I received an interesting invitation and challenge from a regulatory staff member. Here is part of what he had to say.

“I just read your article titled, 'Vegetation Management Metrics' and I noticed a theme that I have seen in more than a few vegetation management articles. You seem to believe that no one understands vegetation management professionals – not senior utility managers, not the public, not local government officials, and not utility regulatory agencies. You seem to believe that we keep getting in your way and making your jobs harder or impossible to do. I have an idea that you might find interesting.

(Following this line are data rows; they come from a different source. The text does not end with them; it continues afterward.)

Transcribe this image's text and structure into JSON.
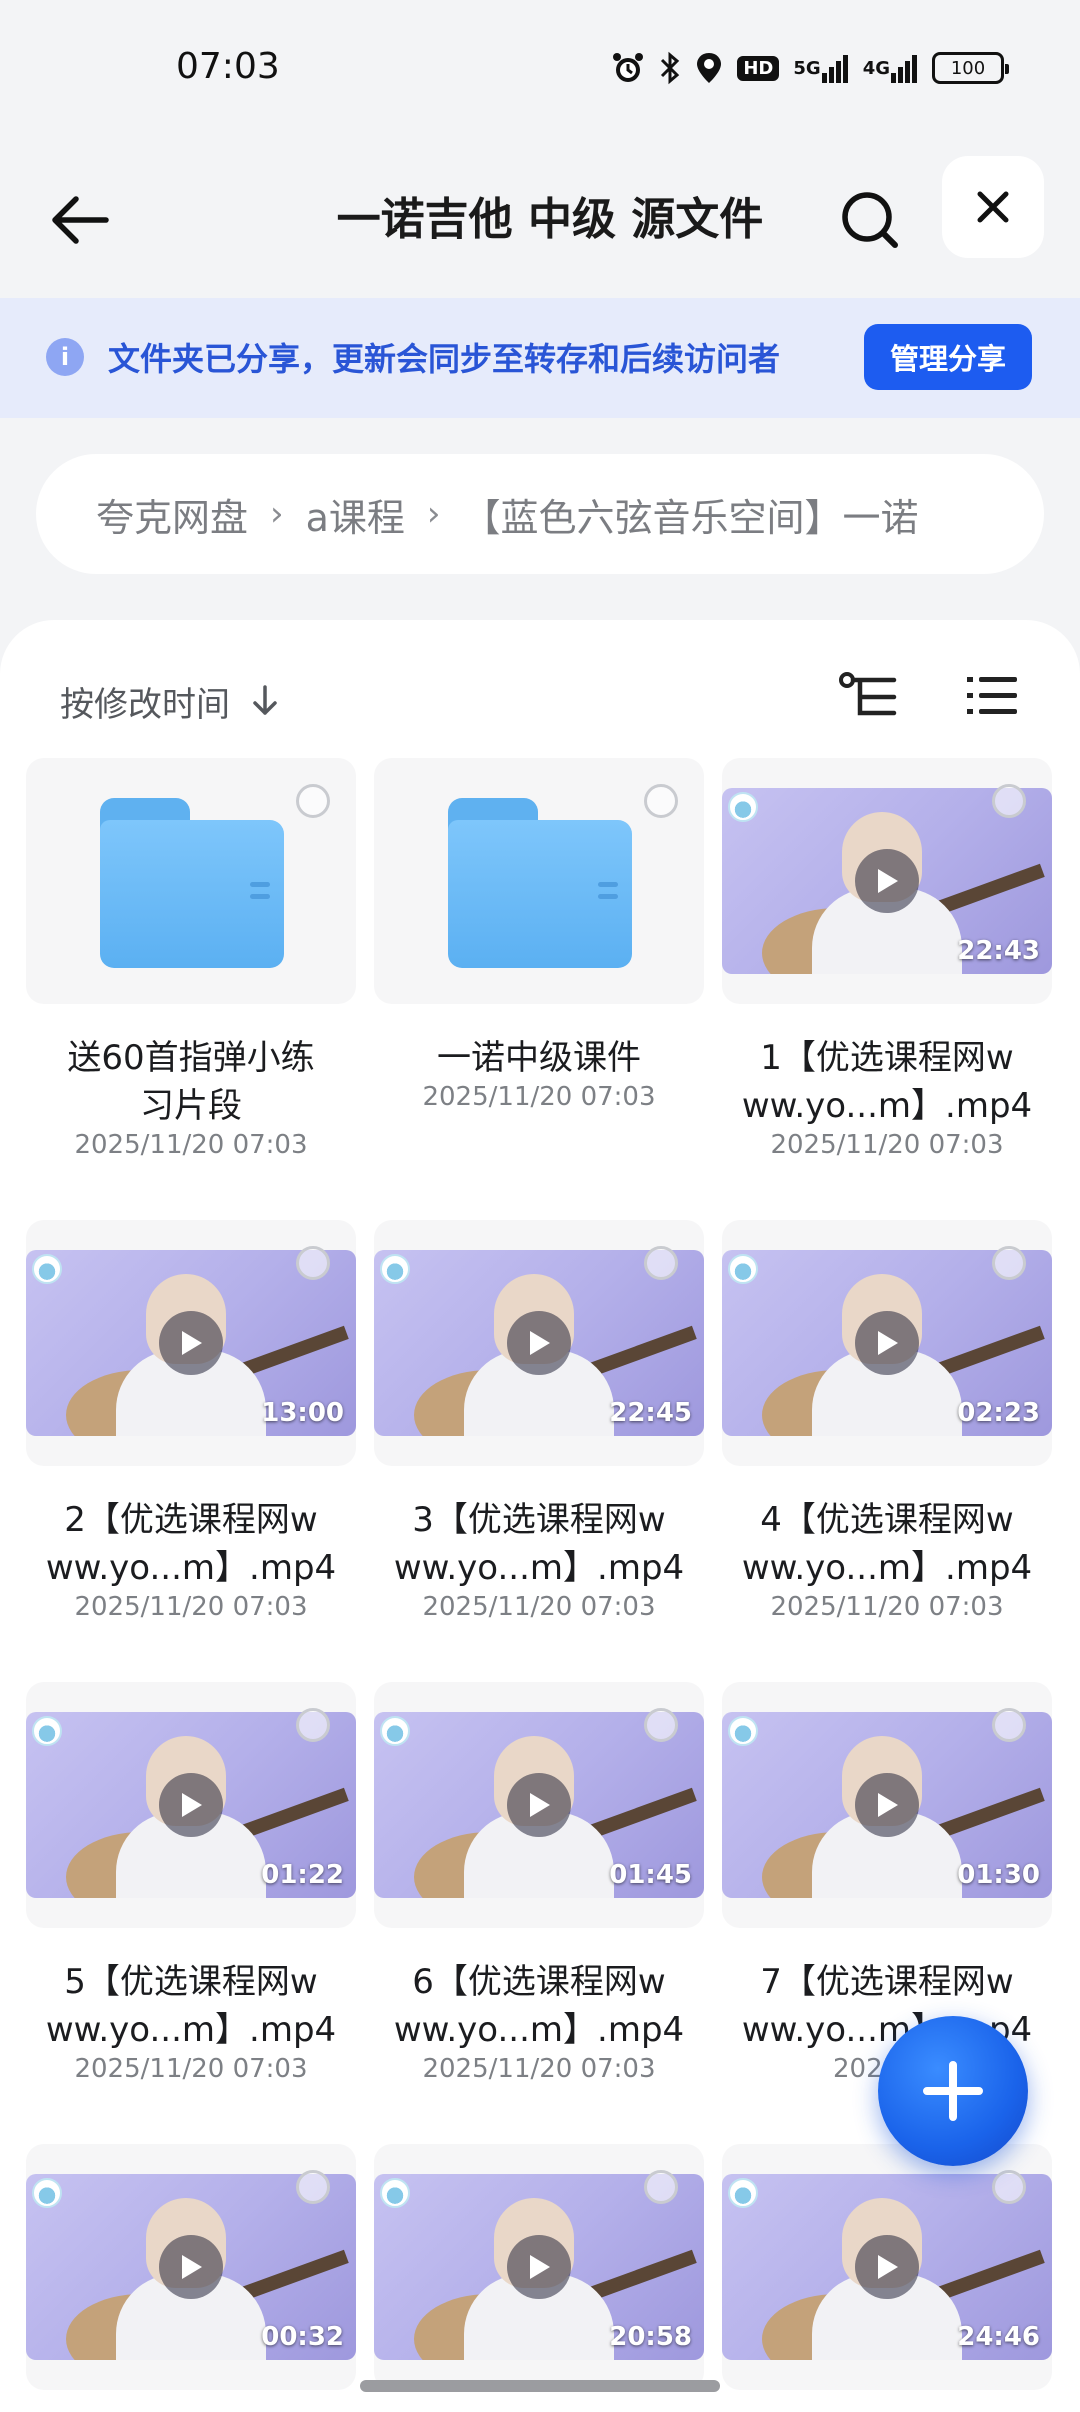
{
  "status": {
    "time": "07:03",
    "hd": "HD",
    "sig1": "5G",
    "sig2": "4G",
    "battery": "100"
  },
  "topbar": {
    "title": "一诺吉他 中级 源文件"
  },
  "banner": {
    "text": "文件夹已分享，更新会同步至转存和后续访问者",
    "manage_label": "管理分享"
  },
  "breadcrumb": {
    "items": [
      "夸克网盘",
      "a课程",
      "【蓝色六弦音乐空间】一诺"
    ]
  },
  "sort": {
    "label": "按修改时间"
  },
  "files": [
    {
      "type": "folder",
      "name_l1": "送60首指弹小练",
      "name_l2": "习片段",
      "date": "2025/11/20 07:03"
    },
    {
      "type": "folder",
      "name_l1": "一诺中级课件",
      "name_l2": "",
      "date": "2025/11/20 07:03"
    },
    {
      "type": "video",
      "name_l1": "1【优选课程网w",
      "name_l2": "ww.yo...m】.mp4",
      "date": "2025/11/20 07:03",
      "duration": "22:43"
    },
    {
      "type": "video",
      "name_l1": "2【优选课程网w",
      "name_l2": "ww.yo...m】.mp4",
      "date": "2025/11/20 07:03",
      "duration": "13:00"
    },
    {
      "type": "video",
      "name_l1": "3【优选课程网w",
      "name_l2": "ww.yo...m】.mp4",
      "date": "2025/11/20 07:03",
      "duration": "22:45"
    },
    {
      "type": "video",
      "name_l1": "4【优选课程网w",
      "name_l2": "ww.yo...m】.mp4",
      "date": "2025/11/20 07:03",
      "duration": "02:23"
    },
    {
      "type": "video",
      "name_l1": "5【优选课程网w",
      "name_l2": "ww.yo...m】.mp4",
      "date": "2025/11/20 07:03",
      "duration": "01:22"
    },
    {
      "type": "video",
      "name_l1": "6【优选课程网w",
      "name_l2": "ww.yo...m】.mp4",
      "date": "2025/11/20 07:03",
      "duration": "01:45"
    },
    {
      "type": "video",
      "name_l1": "7【优选课程网w",
      "name_l2": "ww.yo...m】.mp4",
      "date": "2025/11",
      "duration": "01:30"
    },
    {
      "type": "video",
      "name_l1": "",
      "name_l2": "",
      "date": "",
      "duration": "00:32"
    },
    {
      "type": "video",
      "name_l1": "",
      "name_l2": "",
      "date": "",
      "duration": "20:58"
    },
    {
      "type": "video",
      "name_l1": "",
      "name_l2": "",
      "date": "",
      "duration": "24:46"
    }
  ],
  "colors": {
    "accent": "#1d5cf0",
    "banner_bg": "#e6ebfb",
    "banner_text": "#2955d6"
  }
}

"Maybe you could write an article that explains exactly what utility vegetation management professionals need from utility regulators to help them do their jobs. I have never met a utility regulator with previous experience as a vegetation management professional so maybe we do not know what you need from us. Maybe we can listen, learn, and perhaps adopt some of your suggestions.”

Neither have I met a utility regulator with previous experience as a vegetation management professional. As Commissioners are either elected or appointed by the state governor, the lack of any VM experience is not surprising. However, as a key role of the regulatory staff is to inform the Commissioners’ decision making and trees being one of the primary causes of unplanned outages, it is somewhat surprising that, to my knowledge, only the NY PSC has a forester on its staff.

Let me begin by acknowledging your observation, “You seem to believe that no one understands vegetation management professionals – not senior utility managers, not the public, not local government officials, and not utility regulatory agencies.”

I confess that is true. Of those, there are two groups that should have a very good understanding, senior utility managers and utility regulatory agencies. In explaining what utility vegetation management professionals need from both groups but particularly, utility regulators, I will need to draw attention to what I perceive to be the current shortcomings.

I’ll open with an anecdote to convey the reality within electric utilities. For the readers from the regulatory side, not wishing to micro-manage, you may not have information regarding the support, or the lack thereof, that the VM group receives within the utility. Some years ago I was involved in a management performance audit at PECO. The manager of VM showed me their work tracking systems, their outage calendar, with the most detailed categorization of tree-related outages I had ever encountered.

When I asked her where these systems had come from, she informed that they had been built internally by the VM group working with their dedicated IT staff after a business case had been made to justify the development by their dedicated financial staff.

I asked “Do you have dedicated IT and financial staff?” and she said yes. Perhaps fearing that I had an issue with this she quickly added that some years earlier PECO senior management had concluded that VM being the largest O&M item and trees being the primary cause of unplanned outages, the VM group should have access to, and an assignment of, company resources in line with this profile. My stunned look and open mouth had her asking if everything was all right. I recovered enough to answer that while the decision her senior management had taken was absolutely logical, in over 30 years in the industry this was the first time I had encountered a utility acting from this recognition, even though it should be the obvious, rational course.

So, let me ask a few questions of the readers who would categorize themselves as either senior utility managers or utility regulators. When it comes to the distribution business, what is the largest O&M expense item? What is the top unplanned outage cause on the distribution system? In most cases, the answers will be VM and trees. Where they don’t top the list, they will nonetheless fall within the top three. As a senior utility manager, have you ensured that the dedication of resources is commensurate with the importance VM has in the reliability delivered and operating costs? As a regulator, have you ensured that VM is appropriately funded and supported? Further, how do you make the determination whether the VM program is appropriately funded?

In Part 2 we will begin with the generalities of what vegetation management professionals need from utility regulators, establish utility VM terms and show how the distinctions are necessary to direct funding to viable reliability improvement strategies.